  • Germany’s industrial production fell 17.9% in May month-over-month, after declining 8.9% in the prior month, a signal that the industry is suffering from weak demand even though the economy has reopened.
  • The U.S. inflation dropped almost to zero in the 12 months through May, as the coronavirus has taken a toll on aggregate demand and oil prices declined. The consumer price index (CPI) was up 0.1% in the 12 months through May, the smallest increase since 2015. Core CPI, which excludes volatile food and energy items, was up 1.2% year-over-year.

We provide this report on a fortnightly basis. To stay up to date with mutual fund market events, come back to our News page here.

U.S. Broad Indices

  • Markets traded largely sideways, after rallying for a few weeks.
  • Vanguard’s small-cap fund (VSCIX) is the best performer along with the Wilshire 5000 index fund (WFIVX), both up marginally by 0.18%.
  • Meanwhile, Vanguard’s large-cap fund (VFIAX) is the worst performer with a small decline of 0.01%.
broad indices

Fixed Income

  • Fixed income assets were all slightly up, with one exception.
  • Vanguard’s long-term investment-grade bonds fund (VWESX) gained 0.95% over the past two weeks, as some investors plowed money into safe assets.
  • At the same time, Vanguard’s short-term Treasuries fund (VFISX) was flat, becoming the worst performer from the pack.
fixed income

Major Sectors

  • Sectors posted mixed performance.
  • The Vanguard’s healthcare sector fund (VGHCX) was the worst performer with a decline of 5.2%.
  • Meanwhile, the Vanguard’s real estate sector fund (VGSLX) recovered strongly, posting a gain of 4.17%, as investors perceived many retail and office REITs as undervalued in light of the reopening of the economy.
sectors

Foreign Equities

  • Foreign equities were all up with one exception.
  • Fidelity’s Latin America fund (FLATX) surged by 12%, as some investors embraced riskier assets. The region was by far the best performer from the pack.
  • T. Rowe Price’s Japan fund (PRJPX) suffered a retreat over the past two weeks, declining by 0.57%.
foreign equities

Alternatives

  • Alternative assets were all up.
  • As expected, Vanguard’s real estate sector proxy (VGSLX) gained the most from the pack, up 4.17%.
  • Meanwhile, PIMCO’s commodity strategy fund (PCRIX) was the worst performer from the pack, moving up by a marginal 0.43%.
alternatives

The Bottom Line

U.S. markets traded sideways these past two weeks, posting flat gains, while Latin America and the real estate sector were on a tear. Safe-haven securities, such as Japanese equities and healthcare stocks posted declines, but investment-grade bonds still enjoyed high demand.

Be sure to sign up for your free newsletter here to receive the most relevant updates.
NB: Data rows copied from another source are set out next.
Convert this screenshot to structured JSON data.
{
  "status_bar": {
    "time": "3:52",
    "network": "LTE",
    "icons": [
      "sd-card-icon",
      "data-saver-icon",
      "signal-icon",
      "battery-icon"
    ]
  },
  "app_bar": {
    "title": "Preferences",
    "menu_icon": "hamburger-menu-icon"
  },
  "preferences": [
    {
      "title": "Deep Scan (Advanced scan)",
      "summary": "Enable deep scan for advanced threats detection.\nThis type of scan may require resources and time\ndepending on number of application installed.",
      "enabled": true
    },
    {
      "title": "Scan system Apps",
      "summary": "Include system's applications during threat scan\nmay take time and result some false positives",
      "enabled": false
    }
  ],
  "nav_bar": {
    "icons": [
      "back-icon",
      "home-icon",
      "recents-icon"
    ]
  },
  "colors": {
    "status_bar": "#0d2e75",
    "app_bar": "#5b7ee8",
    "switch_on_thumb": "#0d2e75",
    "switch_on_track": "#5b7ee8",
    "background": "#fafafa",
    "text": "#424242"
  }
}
Fund returns data is reported for the period between May 29 and June 12.


Sign up for Advisor Access

Receive email updates about best performers, news, CE accredited webcasts and more.

Popular Articles

Download our free report

Find out why $30 trillon is invested in mutual funds.

Why 30 trillion is invested in mutual funds book

Why 30 trillion is invested in mutual funds book

Download our free report

Find out why $30 trillon is invested in mutual funds.

Why 30 trillion is invested in mutual funds book

Download our free report

Find out why $30 trillon is invested in mutual funds.


Read Next